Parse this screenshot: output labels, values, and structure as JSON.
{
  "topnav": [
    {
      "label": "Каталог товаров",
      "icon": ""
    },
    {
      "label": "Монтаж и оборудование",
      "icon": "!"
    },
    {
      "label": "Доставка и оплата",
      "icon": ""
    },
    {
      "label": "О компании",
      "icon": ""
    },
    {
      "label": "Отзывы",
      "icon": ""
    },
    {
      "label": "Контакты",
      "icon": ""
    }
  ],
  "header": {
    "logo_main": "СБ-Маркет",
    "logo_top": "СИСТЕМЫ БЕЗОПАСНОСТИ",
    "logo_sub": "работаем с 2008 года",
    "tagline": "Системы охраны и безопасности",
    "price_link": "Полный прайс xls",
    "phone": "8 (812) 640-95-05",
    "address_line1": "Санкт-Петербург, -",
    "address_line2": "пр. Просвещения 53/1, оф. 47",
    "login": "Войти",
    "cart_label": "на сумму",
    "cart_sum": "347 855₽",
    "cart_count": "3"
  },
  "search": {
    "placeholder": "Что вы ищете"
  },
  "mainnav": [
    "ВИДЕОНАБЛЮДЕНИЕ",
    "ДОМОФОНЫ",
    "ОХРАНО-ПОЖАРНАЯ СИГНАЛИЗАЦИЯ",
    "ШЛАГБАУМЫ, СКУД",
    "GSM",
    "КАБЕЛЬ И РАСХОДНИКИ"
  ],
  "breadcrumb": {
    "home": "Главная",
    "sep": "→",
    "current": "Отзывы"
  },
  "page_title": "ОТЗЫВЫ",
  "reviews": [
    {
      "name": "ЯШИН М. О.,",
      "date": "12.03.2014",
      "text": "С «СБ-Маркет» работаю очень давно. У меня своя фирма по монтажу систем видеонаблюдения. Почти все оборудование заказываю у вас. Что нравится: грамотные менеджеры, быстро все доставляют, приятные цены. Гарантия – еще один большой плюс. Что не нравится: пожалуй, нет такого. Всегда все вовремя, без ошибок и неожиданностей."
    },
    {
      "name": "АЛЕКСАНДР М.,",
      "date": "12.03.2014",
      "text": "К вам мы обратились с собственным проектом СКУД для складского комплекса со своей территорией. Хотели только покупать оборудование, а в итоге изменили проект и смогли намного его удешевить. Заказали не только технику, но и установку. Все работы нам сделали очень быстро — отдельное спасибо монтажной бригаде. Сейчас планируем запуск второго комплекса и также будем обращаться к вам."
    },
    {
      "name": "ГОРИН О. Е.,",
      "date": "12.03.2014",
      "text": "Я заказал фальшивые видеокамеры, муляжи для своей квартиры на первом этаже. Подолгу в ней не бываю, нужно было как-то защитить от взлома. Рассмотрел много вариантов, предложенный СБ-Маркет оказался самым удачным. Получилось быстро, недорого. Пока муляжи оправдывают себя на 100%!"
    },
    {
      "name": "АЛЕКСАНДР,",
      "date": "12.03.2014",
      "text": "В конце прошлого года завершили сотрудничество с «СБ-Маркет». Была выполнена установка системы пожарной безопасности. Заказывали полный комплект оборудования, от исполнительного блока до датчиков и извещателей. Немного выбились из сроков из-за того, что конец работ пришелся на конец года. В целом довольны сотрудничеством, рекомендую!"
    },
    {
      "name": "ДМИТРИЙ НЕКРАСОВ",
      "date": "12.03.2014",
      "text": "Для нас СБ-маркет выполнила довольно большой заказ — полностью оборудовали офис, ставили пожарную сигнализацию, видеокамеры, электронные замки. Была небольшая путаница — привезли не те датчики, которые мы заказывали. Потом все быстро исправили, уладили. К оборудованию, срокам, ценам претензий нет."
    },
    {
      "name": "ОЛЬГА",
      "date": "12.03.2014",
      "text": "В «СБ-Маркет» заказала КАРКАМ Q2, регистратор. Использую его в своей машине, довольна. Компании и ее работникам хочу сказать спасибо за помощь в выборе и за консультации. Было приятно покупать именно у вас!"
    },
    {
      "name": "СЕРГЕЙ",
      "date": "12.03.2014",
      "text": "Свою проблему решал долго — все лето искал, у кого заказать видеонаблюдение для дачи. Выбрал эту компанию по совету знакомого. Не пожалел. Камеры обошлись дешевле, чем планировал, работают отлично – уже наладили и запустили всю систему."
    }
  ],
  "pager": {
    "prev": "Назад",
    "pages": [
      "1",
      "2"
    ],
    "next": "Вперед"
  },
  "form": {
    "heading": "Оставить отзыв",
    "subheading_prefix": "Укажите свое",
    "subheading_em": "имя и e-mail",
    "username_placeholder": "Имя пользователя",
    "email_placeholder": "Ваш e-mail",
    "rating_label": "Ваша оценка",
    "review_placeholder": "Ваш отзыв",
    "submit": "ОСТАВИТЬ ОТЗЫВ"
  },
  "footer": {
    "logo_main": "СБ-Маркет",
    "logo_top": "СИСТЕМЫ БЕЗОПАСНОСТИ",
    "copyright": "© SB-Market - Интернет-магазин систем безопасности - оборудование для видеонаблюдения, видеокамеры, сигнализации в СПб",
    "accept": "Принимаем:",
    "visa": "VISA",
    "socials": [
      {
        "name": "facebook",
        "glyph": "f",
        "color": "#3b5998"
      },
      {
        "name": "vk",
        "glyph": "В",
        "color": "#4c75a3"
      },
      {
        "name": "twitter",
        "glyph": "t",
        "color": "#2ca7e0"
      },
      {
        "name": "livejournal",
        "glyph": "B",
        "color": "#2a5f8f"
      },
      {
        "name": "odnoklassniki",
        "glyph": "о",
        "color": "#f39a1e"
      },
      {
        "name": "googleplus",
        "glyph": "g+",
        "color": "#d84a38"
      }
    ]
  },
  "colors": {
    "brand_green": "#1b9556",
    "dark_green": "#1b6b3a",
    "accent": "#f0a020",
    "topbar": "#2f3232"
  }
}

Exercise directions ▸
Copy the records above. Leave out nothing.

Result of the task ▸
Parse this screenshot: output labels, values, and structure as JSON.
{
  "topnav": [
    {
      "label": "Каталог товаров",
      "icon": ""
    },
    {
      "label": "Монтаж и оборудование",
      "icon": "!"
    },
    {
      "label": "Доставка и оплата",
      "icon": ""
    },
    {
      "label": "О компании",
      "icon": ""
    },
    {
      "label": "Отзывы",
      "icon": ""
    },
    {
      "label": "Контакты",
      "icon": ""
    }
  ],
  "header": {
    "logo_main": "СБ-Маркет",
    "logo_top": "СИСТЕМЫ БЕЗОПАСНОСТИ",
    "logo_sub": "работаем с 2008 года",
    "tagline": "Системы охраны и безопасности",
    "price_link": "Полный прайс xls",
    "phone": "8 (812) 640-95-05",
    "address_line1": "Санкт-Петербург, -",
    "address_line2": "пр. Просвещения 53/1, оф. 47",
    "login": "Войти",
    "cart_label": "на сумму",
    "cart_sum": "347 855₽",
    "cart_count": "3"
  },
  "search": {
    "placeholder": "Что вы ищете"
  },
  "mainnav": [
    "ВИДЕОНАБЛЮДЕНИЕ",
    "ДОМОФОНЫ",
    "ОХРАНО-ПОЖАРНАЯ СИГНАЛИЗАЦИЯ",
    "ШЛАГБАУМЫ, СКУД",
    "GSM",
    "КАБЕЛЬ И РАСХОДНИКИ"
  ],
  "breadcrumb": {
    "home": "Главная",
    "sep": "→",
    "current": "Отзывы"
  },
  "page_title": "ОТЗЫВЫ",
  "reviews": [
    {
      "name": "ЯШИН М. О.,",
      "date": "12.03.2014",
      "text": "С «СБ-Маркет» работаю очень давно. У меня своя фирма по монтажу систем видеонаблюдения. Почти все оборудование заказываю у вас. Что нравится: грамотные менеджеры, быстро все доставляют, приятные цены. Гарантия – еще один большой плюс. Что не нравится: пожалуй, нет такого. Всегда все вовремя, без ошибок и неожиданностей."
    },
    {
      "name": "АЛЕКСАНДР М.,",
      "date": "12.03.2014",
      "text": "К вам мы обратились с собственным проектом СКУД для складского комплекса со своей территорией. Хотели только покупать оборудование, а в итоге изменили проект и смогли намного его удешевить. Заказали не только технику, но и установку. Все работы нам сделали очень быстро — отдельное спасибо монтажной бригаде. Сейчас планируем запуск второго комплекса и также будем обращаться к вам."
    },
    {
      "name": "ГОРИН О. Е.,",
      "date": "12.03.2014",
      "text": "Я заказал фальшивые видеокамеры, муляжи для своей квартиры на первом этаже. Подолгу в ней не бываю, нужно было как-то защитить от взлома. Рассмотрел много вариантов, предложенный СБ-Маркет оказался самым удачным. Получилось быстро, недорого. Пока муляжи оправдывают себя на 100%!"
    },
    {
      "name": "АЛЕКСАНДР,",
      "date": "12.03.2014",
      "text": "В конце прошлого года завершили сотрудничество с «СБ-Маркет». Была выполнена установка системы пожарной безопасности. Заказывали полный комплект оборудования, от исполнительного блока до датчиков и извещателей. Немного выбились из сроков из-за того, что конец работ пришелся на конец года. В целом довольны сотрудничеством, рекомендую!"
    },
    {
      "name": "ДМИТРИЙ НЕКРАСОВ",
      "date": "12.03.2014",
      "text": "Для нас СБ-маркет выполнила довольно большой заказ — полностью оборудовали офис, ставили пожарную сигнализацию, видеокамеры, электронные замки. Была небольшая путаница — привезли не те датчики, которые мы заказывали. Потом все быстро исправили, уладили. К оборудованию, срокам, ценам претензий нет."
    },
    {
      "name": "ОЛЬГА",
      "date": "12.03.2014",
      "text": "В «СБ-Маркет» заказала КАРКАМ Q2, регистратор. Использую его в своей машине, довольна. Компании и ее работникам хочу сказать спасибо за помощь в выборе и за консультации. Было приятно покупать именно у вас!"
    },
    {
      "name": "СЕРГЕЙ",
      "date": "12.03.2014",
      "text": "Свою проблему решал долго — все лето искал, у кого заказать видеонаблюдение для дачи. Выбрал эту компанию по совету знакомого. Не пожалел. Камеры обошлись дешевле, чем планировал, работают отлично – уже наладили и запустили всю систему."
    }
  ],
  "pager": {
    "prev": "Назад",
    "pages": [
      "1",
      "2"
    ],
    "next": "Вперед"
  },
  "form": {
    "heading": "Оставить отзыв",
    "subheading_prefix": "Укажите свое",
    "subheading_em": "имя и e-mail",
    "username_placeholder": "Имя пользователя",
    "email_placeholder": "Ваш e-mail",
    "rating_label": "Ваша оценка",
    "review_placeholder": "Ваш отзыв",
    "submit": "ОСТАВИТЬ ОТЗЫВ"
  },
  "footer": {
    "logo_main": "СБ-Маркет",
    "logo_top": "СИСТЕМЫ БЕЗОПАСНОСТИ",
    "copyright": "© SB-Market - Интернет-магазин систем безопасности - оборудование для видеонаблюдения, видеокамеры, сигнализации в СПб",
    "accept": "Принимаем:",
    "visa": "VISA",
    "socials": [
      {
        "name": "facebook",
        "glyph": "f",
        "color": "#3b5998"
      },
      {
        "name": "vk",
        "glyph": "В",
        "color": "#4c75a3"
      },
      {
        "name": "twitter",
        "glyph": "t",
        "color": "#2ca7e0"
      },
      {
        "name": "livejournal",
        "glyph": "B",
        "color": "#2a5f8f"
      },
      {
        "name": "odnoklassniki",
        "glyph": "о",
        "color": "#f39a1e"
      },
      {
        "name": "googleplus",
        "glyph": "g+",
        "color": "#d84a38"
      }
    ]
  },
  "colors": {
    "brand_green": "#1b9556",
    "dark_green": "#1b6b3a",
    "accent": "#f0a020",
    "topbar": "#2f3232"
  }
}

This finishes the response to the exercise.